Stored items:
● ● ● ● ● ● ●

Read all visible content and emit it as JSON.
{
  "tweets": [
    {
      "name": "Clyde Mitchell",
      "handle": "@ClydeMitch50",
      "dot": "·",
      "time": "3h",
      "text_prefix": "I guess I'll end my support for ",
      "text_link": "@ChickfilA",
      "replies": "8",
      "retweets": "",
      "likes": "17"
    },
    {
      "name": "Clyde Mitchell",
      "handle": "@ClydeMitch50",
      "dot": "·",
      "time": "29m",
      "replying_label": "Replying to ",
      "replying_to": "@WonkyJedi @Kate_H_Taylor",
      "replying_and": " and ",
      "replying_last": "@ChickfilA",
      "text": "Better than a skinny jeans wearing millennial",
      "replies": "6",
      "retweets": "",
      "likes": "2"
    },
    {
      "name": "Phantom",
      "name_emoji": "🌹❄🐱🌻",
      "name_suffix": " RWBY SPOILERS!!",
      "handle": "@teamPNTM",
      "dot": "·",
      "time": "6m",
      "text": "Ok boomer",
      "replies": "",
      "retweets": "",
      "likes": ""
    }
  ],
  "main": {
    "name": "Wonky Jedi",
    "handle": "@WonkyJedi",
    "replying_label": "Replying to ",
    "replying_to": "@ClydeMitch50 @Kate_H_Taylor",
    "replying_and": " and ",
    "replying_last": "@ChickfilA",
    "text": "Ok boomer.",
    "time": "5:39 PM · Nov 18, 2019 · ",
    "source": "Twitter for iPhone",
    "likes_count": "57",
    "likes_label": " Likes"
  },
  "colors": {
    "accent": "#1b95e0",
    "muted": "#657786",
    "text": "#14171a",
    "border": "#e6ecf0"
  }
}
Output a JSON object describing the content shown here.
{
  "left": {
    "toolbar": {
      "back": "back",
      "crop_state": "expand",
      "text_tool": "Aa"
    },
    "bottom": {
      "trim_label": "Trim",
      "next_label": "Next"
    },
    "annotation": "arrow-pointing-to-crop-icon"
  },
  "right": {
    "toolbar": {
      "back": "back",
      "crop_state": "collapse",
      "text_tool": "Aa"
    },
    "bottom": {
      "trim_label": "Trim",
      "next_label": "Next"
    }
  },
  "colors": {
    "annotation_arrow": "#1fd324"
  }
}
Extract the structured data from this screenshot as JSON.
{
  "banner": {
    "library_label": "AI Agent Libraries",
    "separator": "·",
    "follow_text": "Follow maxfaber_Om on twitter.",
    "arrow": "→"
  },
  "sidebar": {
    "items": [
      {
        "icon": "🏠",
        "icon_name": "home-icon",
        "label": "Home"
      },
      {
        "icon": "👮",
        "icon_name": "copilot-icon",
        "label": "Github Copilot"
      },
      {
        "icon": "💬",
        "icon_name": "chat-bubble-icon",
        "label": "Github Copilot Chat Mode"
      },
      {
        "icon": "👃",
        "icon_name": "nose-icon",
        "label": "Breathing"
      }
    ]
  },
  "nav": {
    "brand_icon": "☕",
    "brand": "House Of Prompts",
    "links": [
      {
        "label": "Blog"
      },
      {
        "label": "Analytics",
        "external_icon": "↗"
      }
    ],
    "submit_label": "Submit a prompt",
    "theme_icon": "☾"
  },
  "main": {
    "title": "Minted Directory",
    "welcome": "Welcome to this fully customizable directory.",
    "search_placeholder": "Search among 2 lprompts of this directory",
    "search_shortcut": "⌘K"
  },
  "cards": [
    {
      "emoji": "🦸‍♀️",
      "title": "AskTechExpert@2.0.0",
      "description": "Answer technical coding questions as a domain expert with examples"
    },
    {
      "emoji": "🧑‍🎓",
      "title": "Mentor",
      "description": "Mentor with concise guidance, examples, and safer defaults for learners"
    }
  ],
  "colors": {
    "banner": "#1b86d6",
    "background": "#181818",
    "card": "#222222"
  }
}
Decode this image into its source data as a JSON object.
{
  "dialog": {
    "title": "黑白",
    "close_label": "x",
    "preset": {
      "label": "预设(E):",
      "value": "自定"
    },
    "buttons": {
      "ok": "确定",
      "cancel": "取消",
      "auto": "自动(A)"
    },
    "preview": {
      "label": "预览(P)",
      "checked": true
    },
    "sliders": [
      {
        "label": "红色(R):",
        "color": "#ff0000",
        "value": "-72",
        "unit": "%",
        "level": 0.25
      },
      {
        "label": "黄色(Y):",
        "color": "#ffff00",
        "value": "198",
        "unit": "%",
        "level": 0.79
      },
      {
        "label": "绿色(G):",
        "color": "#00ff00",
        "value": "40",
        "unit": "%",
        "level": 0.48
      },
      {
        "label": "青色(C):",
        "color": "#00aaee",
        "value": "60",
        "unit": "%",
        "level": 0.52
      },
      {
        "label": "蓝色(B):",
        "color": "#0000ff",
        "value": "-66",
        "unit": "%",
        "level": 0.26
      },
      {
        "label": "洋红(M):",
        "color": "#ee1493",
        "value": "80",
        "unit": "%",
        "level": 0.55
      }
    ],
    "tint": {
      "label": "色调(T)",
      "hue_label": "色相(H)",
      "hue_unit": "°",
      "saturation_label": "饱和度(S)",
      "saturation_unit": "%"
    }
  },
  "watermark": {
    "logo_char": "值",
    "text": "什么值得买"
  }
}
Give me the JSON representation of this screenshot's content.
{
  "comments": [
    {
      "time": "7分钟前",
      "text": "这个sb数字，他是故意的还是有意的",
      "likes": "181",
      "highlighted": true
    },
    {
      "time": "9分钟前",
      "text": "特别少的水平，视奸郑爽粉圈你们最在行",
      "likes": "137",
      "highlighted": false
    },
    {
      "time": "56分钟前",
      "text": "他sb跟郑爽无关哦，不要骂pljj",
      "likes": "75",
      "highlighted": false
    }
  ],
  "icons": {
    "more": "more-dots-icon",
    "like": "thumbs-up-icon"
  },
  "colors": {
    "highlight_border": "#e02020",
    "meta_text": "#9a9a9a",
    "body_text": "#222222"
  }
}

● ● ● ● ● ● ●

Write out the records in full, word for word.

Read all visible content and emit it as JSON.
{
  "tweets": [
    {
      "name": "Clyde Mitchell",
      "handle": "@ClydeMitch50",
      "dot": "·",
      "time": "3h",
      "text_prefix": "I guess I'll end my support for ",
      "text_link": "@ChickfilA",
      "replies": "8",
      "retweets": "",
      "likes": "17"
    },
    {
      "name": "Clyde Mitchell",
      "handle": "@ClydeMitch50",
      "dot": "·",
      "time": "29m",
      "replying_label": "Replying to ",
      "replying_to": "@WonkyJedi @Kate_H_Taylor",
      "replying_and": " and ",
      "replying_last": "@ChickfilA",
      "text": "Better than a skinny jeans wearing millennial",
      "replies": "6",
      "retweets": "",
      "likes": "2"
    },
    {
      "name": "Phantom",
      "name_emoji": "🌹❄🐱🌻",
      "name_suffix": " RWBY SPOILERS!!",
      "handle": "@teamPNTM",
      "dot": "·",
      "time": "6m",
      "text": "Ok boomer",
      "replies": "",
      "retweets": "",
      "likes": ""
    }
  ],
  "main": {
    "name": "Wonky Jedi",
    "handle": "@WonkyJedi",
    "replying_label": "Replying to ",
    "replying_to": "@ClydeMitch50 @Kate_H_Taylor",
    "replying_and": " and ",
    "replying_last": "@ChickfilA",
    "text": "Ok boomer.",
    "time": "5:39 PM · Nov 18, 2019 · ",
    "source": "Twitter for iPhone",
    "likes_count": "57",
    "likes_label": " Likes"
  },
  "colors": {
    "accent": "#1b95e0",
    "muted": "#657786",
    "text": "#14171a",
    "border": "#e6ecf0"
  }
}
Output a JSON object describing the content shown here.
{
  "left": {
    "toolbar": {
      "back": "back",
      "crop_state": "expand",
      "text_tool": "Aa"
    },
    "bottom": {
      "trim_label": "Trim",
      "next_label": "Next"
    },
    "annotation": "arrow-pointing-to-crop-icon"
  },
  "right": {
    "toolbar": {
      "back": "back",
      "crop_state": "collapse",
      "text_tool": "Aa"
    },
    "bottom": {
      "trim_label": "Trim",
      "next_label": "Next"
    }
  },
  "colors": {
    "annotation_arrow": "#1fd324"
  }
}
Extract the structured data from this screenshot as JSON.
{
  "banner": {
    "library_label": "AI Agent Libraries",
    "separator": "·",
    "follow_text": "Follow maxfaber_Om on twitter.",
    "arrow": "→"
  },
  "sidebar": {
    "items": [
      {
        "icon": "🏠",
        "icon_name": "home-icon",
        "label": "Home"
      },
      {
        "icon": "👮",
        "icon_name": "copilot-icon",
        "label": "Github Copilot"
      },
      {
        "icon": "💬",
        "icon_name": "chat-bubble-icon",
        "label": "Github Copilot Chat Mode"
      },
      {
        "icon": "👃",
        "icon_name": "nose-icon",
        "label": "Breathing"
      }
    ]
  },
  "nav": {
    "brand_icon": "☕",
    "brand": "House Of Prompts",
    "links": [
      {
        "label": "Blog"
      },
      {
        "label": "Analytics",
        "external_icon": "↗"
      }
    ],
    "submit_label": "Submit a prompt",
    "theme_icon": "☾"
  },
  "main": {
    "title": "Minted Directory",
    "welcome": "Welcome to this fully customizable directory.",
    "search_placeholder": "Search among 2 lprompts of this directory",
    "search_shortcut": "⌘K"
  },
  "cards": [
    {
      "emoji": "🦸‍♀️",
      "title": "AskTechExpert@2.0.0",
      "description": "Answer technical coding questions as a domain expert with examples"
    },
    {
      "emoji": "🧑‍🎓",
      "title": "Mentor",
      "description": "Mentor with concise guidance, examples, and safer defaults for learners"
    }
  ],
  "colors": {
    "banner": "#1b86d6",
    "background": "#181818",
    "card": "#222222"
  }
}
Decode this image into its source data as a JSON object.
{
  "dialog": {
    "title": "黑白",
    "close_label": "x",
    "preset": {
      "label": "预设(E):",
      "value": "自定"
    },
    "buttons": {
      "ok": "确定",
      "cancel": "取消",
      "auto": "自动(A)"
    },
    "preview": {
      "label": "预览(P)",
      "checked": true
    },
    "sliders": [
      {
        "label": "红色(R):",
        "color": "#ff0000",
        "value": "-72",
        "unit": "%",
        "level": 0.25
      },
      {
        "label": "黄色(Y):",
        "color": "#ffff00",
        "value": "198",
        "unit": "%",
        "level": 0.79
      },
      {
        "label": "绿色(G):",
        "color": "#00ff00",
        "value": "40",
        "unit": "%",
        "level": 0.48
      },
      {
        "label": "青色(C):",
        "color": "#00aaee",
        "value": "60",
        "unit": "%",
        "level": 0.52
      },
      {
        "label": "蓝色(B):",
        "color": "#0000ff",
        "value": "-66",
        "unit": "%",
        "level": 0.26
      },
      {
        "label": "洋红(M):",
        "color": "#ee1493",
        "value": "80",
        "unit": "%",
        "level": 0.55
      }
    ],
    "tint": {
      "label": "色调(T)",
      "hue_label": "色相(H)",
      "hue_unit": "°",
      "saturation_label": "饱和度(S)",
      "saturation_unit": "%"
    }
  },
  "watermark": {
    "logo_char": "值",
    "text": "什么值得买"
  }
}
Give me the JSON representation of this screenshot's content.
{
  "comments": [
    {
      "time": "7分钟前",
      "text": "这个sb数字，他是故意的还是有意的",
      "likes": "181",
      "highlighted": true
    },
    {
      "time": "9分钟前",
      "text": "特别少的水平，视奸郑爽粉圈你们最在行",
      "likes": "137",
      "highlighted": false
    },
    {
      "time": "56分钟前",
      "text": "他sb跟郑爽无关哦，不要骂pljj",
      "likes": "75",
      "highlighted": false
    }
  ],
  "icons": {
    "more": "more-dots-icon",
    "like": "thumbs-up-icon"
  },
  "colors": {
    "highlight_border": "#e02020",
    "meta_text": "#9a9a9a",
    "body_text": "#222222"
  }
}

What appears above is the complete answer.